PROBLEM DETAILS:
Find every line in the records below that holds the word "JSON" and copy it.

(Web page and app entries)
┏━━
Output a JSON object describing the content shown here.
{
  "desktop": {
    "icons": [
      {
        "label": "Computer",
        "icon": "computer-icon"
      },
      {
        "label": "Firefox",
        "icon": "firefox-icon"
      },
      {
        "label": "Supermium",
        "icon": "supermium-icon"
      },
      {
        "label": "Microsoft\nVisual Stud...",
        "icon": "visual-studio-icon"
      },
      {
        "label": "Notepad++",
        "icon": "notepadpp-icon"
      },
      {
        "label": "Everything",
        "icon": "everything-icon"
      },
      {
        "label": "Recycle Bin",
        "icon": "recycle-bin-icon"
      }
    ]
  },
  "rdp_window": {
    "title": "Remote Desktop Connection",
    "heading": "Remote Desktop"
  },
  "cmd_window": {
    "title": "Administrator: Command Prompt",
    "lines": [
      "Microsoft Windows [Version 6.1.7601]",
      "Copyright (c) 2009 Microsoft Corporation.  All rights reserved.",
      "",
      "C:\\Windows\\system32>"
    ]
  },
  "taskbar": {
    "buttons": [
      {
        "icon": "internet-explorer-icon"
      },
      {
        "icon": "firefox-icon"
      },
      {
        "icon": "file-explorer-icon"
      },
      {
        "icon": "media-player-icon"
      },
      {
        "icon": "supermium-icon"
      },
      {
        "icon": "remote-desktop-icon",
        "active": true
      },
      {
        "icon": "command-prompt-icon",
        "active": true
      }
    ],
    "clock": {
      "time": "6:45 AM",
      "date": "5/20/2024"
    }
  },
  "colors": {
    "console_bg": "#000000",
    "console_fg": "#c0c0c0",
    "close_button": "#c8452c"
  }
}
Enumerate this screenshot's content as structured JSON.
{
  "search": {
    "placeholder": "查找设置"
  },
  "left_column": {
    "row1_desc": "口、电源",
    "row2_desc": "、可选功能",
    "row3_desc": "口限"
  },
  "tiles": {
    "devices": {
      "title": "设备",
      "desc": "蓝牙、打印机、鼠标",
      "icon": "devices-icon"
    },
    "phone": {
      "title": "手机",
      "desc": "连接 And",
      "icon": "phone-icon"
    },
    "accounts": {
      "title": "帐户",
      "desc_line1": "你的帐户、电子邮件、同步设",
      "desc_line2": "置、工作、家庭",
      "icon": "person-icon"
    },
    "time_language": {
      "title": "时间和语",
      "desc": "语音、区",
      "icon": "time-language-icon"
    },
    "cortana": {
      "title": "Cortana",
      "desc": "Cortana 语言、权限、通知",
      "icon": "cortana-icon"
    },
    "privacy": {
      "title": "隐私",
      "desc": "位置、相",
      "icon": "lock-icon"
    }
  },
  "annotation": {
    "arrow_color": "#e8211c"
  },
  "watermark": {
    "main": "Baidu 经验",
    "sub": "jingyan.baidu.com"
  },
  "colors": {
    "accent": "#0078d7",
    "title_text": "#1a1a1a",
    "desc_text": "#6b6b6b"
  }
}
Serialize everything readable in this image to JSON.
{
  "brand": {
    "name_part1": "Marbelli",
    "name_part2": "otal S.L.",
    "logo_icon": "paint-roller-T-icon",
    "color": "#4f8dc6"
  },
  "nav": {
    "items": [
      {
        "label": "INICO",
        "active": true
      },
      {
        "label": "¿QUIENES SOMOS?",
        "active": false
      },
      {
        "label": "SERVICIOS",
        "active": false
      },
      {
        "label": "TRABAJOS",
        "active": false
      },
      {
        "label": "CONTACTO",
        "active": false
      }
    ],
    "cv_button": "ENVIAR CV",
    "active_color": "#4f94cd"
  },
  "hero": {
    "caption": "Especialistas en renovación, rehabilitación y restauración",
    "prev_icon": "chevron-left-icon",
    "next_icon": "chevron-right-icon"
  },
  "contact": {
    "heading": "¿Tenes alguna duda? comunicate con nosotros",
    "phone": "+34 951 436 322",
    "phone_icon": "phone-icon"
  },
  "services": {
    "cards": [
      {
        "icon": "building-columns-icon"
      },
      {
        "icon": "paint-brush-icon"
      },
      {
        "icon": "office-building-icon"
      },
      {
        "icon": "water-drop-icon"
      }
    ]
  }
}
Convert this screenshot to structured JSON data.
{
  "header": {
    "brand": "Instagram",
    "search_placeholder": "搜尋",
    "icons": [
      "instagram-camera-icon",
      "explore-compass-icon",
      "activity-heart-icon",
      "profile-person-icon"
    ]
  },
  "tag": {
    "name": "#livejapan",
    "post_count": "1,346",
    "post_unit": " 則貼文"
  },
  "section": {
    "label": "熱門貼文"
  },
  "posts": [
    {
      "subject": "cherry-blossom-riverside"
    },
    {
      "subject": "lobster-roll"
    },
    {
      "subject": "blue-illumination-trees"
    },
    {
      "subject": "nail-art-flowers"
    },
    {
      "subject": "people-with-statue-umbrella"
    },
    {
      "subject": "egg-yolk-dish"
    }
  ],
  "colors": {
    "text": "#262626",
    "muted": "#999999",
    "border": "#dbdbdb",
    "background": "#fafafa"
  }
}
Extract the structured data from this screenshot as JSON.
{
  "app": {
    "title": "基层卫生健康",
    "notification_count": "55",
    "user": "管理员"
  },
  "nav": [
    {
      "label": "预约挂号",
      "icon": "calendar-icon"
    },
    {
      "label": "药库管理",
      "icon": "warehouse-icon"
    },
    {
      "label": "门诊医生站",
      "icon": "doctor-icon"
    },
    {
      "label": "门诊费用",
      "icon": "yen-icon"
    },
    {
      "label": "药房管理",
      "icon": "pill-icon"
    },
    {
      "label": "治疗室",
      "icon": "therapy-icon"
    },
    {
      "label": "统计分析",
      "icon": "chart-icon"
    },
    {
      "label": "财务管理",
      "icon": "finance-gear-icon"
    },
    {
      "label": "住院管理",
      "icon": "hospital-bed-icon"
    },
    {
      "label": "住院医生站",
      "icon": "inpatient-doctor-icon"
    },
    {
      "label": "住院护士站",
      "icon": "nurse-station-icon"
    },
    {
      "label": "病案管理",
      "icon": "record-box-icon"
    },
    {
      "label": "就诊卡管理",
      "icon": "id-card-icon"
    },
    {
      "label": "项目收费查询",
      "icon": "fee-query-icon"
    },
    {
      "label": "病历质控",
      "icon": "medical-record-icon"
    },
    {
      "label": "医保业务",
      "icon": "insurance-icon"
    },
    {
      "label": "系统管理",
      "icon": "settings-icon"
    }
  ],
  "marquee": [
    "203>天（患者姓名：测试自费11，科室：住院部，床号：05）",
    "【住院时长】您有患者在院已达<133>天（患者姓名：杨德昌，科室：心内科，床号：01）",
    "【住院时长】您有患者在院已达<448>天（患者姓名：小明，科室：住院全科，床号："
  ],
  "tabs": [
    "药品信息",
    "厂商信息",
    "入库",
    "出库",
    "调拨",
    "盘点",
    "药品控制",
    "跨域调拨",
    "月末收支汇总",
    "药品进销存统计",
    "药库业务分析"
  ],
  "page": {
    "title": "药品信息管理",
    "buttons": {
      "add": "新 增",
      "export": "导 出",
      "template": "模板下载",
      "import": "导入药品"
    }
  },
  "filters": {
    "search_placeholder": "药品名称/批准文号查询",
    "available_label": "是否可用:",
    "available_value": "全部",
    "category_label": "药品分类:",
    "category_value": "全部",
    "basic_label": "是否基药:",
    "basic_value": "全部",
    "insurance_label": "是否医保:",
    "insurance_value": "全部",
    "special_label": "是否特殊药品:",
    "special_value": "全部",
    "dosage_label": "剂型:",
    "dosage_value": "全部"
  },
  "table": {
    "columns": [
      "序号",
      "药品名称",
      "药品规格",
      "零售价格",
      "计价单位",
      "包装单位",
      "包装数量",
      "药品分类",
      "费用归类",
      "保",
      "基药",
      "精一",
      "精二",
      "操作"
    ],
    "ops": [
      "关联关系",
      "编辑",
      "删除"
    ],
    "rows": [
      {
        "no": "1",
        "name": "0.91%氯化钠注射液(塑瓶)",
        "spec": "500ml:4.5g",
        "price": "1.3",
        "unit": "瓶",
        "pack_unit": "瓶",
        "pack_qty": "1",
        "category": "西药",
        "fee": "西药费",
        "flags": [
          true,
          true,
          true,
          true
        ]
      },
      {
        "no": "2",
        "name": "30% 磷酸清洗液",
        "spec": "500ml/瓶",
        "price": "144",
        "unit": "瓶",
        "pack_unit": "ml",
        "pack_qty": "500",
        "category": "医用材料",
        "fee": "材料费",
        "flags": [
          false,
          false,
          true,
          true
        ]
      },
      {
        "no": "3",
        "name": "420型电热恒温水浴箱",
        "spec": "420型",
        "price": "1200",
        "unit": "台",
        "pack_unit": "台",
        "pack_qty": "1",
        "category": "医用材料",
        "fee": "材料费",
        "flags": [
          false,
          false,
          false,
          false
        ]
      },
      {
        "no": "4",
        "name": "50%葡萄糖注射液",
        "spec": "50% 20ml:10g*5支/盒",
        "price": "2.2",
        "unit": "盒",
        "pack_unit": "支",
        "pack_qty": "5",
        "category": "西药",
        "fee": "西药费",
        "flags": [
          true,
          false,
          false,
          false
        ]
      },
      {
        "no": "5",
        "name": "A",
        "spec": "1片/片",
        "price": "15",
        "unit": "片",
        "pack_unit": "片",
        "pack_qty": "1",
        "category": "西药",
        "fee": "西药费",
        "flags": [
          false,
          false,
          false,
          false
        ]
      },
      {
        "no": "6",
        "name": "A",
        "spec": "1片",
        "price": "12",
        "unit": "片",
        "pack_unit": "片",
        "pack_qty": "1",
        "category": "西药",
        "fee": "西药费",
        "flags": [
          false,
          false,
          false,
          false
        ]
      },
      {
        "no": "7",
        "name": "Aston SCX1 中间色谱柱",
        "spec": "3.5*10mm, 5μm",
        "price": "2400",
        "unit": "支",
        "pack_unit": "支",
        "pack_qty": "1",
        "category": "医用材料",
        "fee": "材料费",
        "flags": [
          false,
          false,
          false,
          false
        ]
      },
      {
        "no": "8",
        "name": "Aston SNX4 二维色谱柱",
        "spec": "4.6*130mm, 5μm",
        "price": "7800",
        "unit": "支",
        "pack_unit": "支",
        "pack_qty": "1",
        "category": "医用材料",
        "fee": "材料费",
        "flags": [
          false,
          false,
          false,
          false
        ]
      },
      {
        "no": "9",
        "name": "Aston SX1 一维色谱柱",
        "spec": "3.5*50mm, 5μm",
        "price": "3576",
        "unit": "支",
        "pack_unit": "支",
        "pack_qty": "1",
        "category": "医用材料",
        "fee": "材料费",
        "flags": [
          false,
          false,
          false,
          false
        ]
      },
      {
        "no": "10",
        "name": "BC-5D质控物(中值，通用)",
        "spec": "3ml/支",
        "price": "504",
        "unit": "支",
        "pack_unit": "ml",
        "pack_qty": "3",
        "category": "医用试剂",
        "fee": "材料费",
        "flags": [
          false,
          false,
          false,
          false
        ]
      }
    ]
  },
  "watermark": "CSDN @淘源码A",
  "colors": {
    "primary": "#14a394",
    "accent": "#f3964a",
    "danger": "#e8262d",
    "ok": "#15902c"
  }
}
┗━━
ANSWER TO THIS PROBLEM:
Output a JSON object describing the content shown here.
Enumerate this screenshot's content as structured JSON.
Serialize everything readable in this image to JSON.
Convert this screenshot to structured JSON data.
Extract the structured data from this screenshot as JSON.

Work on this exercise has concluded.